Another large, locally common, commercial jet: Airbus A340-300

60.3 metre = 197.84 feet

Military 'bat wing': Northrop B-2 Spirit Stealth Bomber (USA)

52.4 metre = 172.00 feet  

Other strange activity in this area

Two independent witnesses reported to UFO*BC a "V3" (my term) event that occurred around 10pm on the night of Wednesday 1998 March 18, this being 2-3 months after the event detailed in this report. This later event was reported from witnesses living near the Patullo Bridge which is just 2.5 km / 1.5 mile from where the "V7" light formation appears to have been.

Witness one reported:

"Earlier this evening I was visiting in the Patullo Bridge area of Surrey. My boyfriend and I were watching TV and were at a commercial break. He was half asleep and I was eagerly awaiting the beginning of Primetime. My eye caught a bright light out the window which faces the bridge looking towards the Coquitlam area. It was three round bright white lights in the shape of triangle with bluish rims around each. They were in a stealth bomber like shape where two of the lights are a little wider apart at the bottom. It was not directly above me but seemed to be tilted slightly so I could see the formation. It paused for only a second and then shot off to the west and down, leaving a stream of bright light. My first thought was a plane had crashed. I jumped up with a sick feeling in my stomach an got a little closer to the window waiting to see an explosion of light. However, nothing happened. The time was between 9:57 and 9:59pm."

When I asked if there had been any structure between the lights that the witness could determine, the witness reported that:

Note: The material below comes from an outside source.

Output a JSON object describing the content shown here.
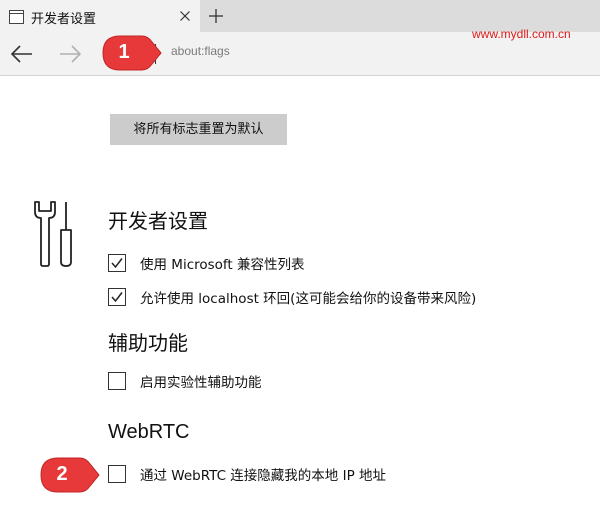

There was "Definitely substance. It really looked like a stealth bomber shaped aircraft with a sleek smooth look".

As for the lights, they were said to be:

"Just a little smaller than a dime at arms length and really bright".

A UFO*BC investigator who contacted the second witness described:

"I talked to the witness ... and he told me last night at 10:01 he was alerted to a bright white-blue light seen descending in the South-West sky. Although the object was first observed through his venetian blinds it was bright enough to bring him outside as he was certain he was seeing a plane crash. After being outside 5 minutes and content that he was going to see no more of the prior lightshow he was surprised to observe a orange fireball type light moving much slower than a comet once again heading South West. It then just "faded out" according to the witness".

These observations came just two days after a UFO*BC member had reported seeing a flying triangle over the city of Surrey, this to the south side of the Fraser River and not far from the area discussed in this report:

"... to-night about 11:15, I saw a triangular object moving at a really good clip in a s.e. direction. Didn't appear to be at a great altitude, not a sound heard. Definite triangle shape, with 3 (I think) very faint whitish coloured lights in a definite triangle shape. This would not have been noticed had I not been looking up at the precise moment it went by. Hard to imagine any one else seeing this unless they were looking at that part of the sky. I just popped out onto the back steps to look at the stars, and it went whizzing by. Fantastic! ... ".


The witness contacted UFO*BC on discovering it's web site, and did so in the hope that others had reported the event that she had experienced and which has been described in this report. They had not, and to this day this is the only eyewitness account that has been received about this event.